chandch, on 31 August 2012 - 01:28 PM, said:

pito, on 31 August 2012 - 01:22 PM, said:

chandch, on 31 August 2012 - 01:11 PM, said:

pito, on 31 August 2012 - 12:55 PM, said:

chandch, on 31 August 2012 - 09:00 AM, said:

Hi
I tried to understand your message (from point 3), but not sure. I will do it here to make sure I am doing in right way...

original concentration (O.D 0.4)
(Did serial dilution 10^1 to 10^9)
250 colonies at 10^6 dilution (100 ul)
In 1 ml 2500 colonies at 10^ 6 dilution. So it's 2500 X 10^6 cfu/ml
I need 1 X 10^6 cfu/ml. So I need to dilute 2500 times  (I need 10 ml as total volume)
1/2500 dilution means 1 + 2499
1/250 + 2499/250 = 0.004 + 9.996 ml

Do I need to take 4ul from original stock
Am I right? Please tell me

Yes.
You are right.

However 1 more question: would you really do it like this?
Would you add 4µl into 9,996 ml?
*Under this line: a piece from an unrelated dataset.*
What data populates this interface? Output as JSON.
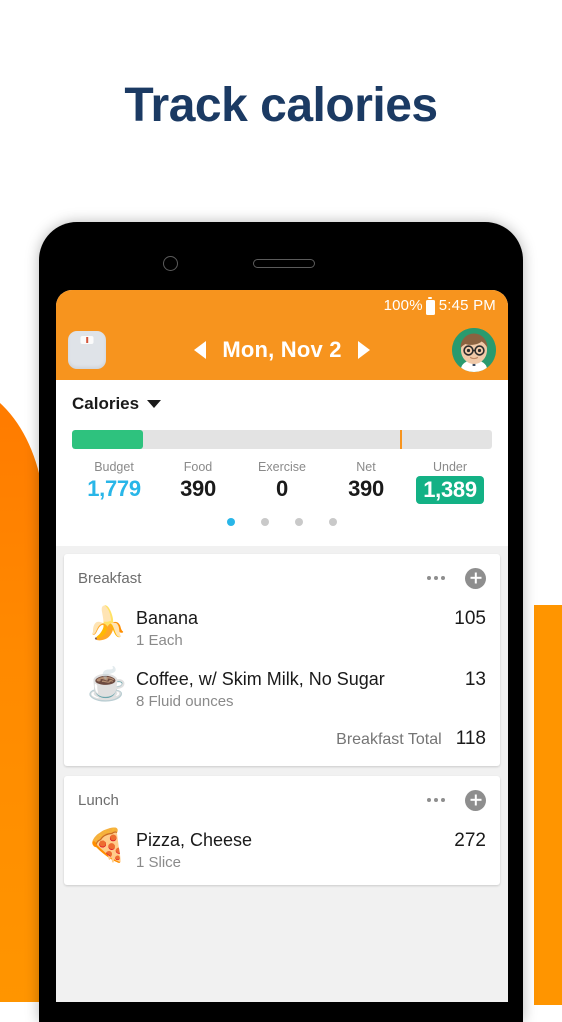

Hi Thank you.  I really don't how to calculate concentrations. I have taken as this example.  Again I have one question, if the above answer is right how can we add 4µl into 9,996 ml. Because for most of experiments I do O.D reading 0.4 and from that I have to dilute it down to 1 X 10 ^6 or 10^7. And I have to take 1ml for my experiments
What is the best way? I know it's difficult if we want add 4µl into 9.996 ml (if we take this as example) Please help.

One person taught me that if I get 1.5 X  10^8 CFU/ml (original concentration), I should take 1 ml original stock and add 9ml water so it makes 10^7cfu/ml. Is it right? again taking 1 ml from this and add 9ml water, so it makes 10^6 cfu/ml. Is it right?

Thank you
If you take 1 ml of 1.5 X 10^8 CFU/ml and you add 9ml dilutant, you end up with 1.5 X 10^7 CFU/ml , you dilulted 10 times.

and you can indeed dilute it one more time and end up with 1.5 X 10^6 CFU/ml

And did you read my question about the 4µl and 9,996 ml?

Thank you. Yes. I think it's difficult to add 4µl to 9,996 ml saline. Is there any way to do this?

Sorry for the late reply, but you need to make in between solutions...

for example: if you need a 1/100 dilution, its best to make a 1/10 dilution and dilute this again 10 times... to avoid the need to add a very small amount to a very large amount.
If you don't know it, then ask it! Better to ask and look foolish to some then not ask and stay stupid.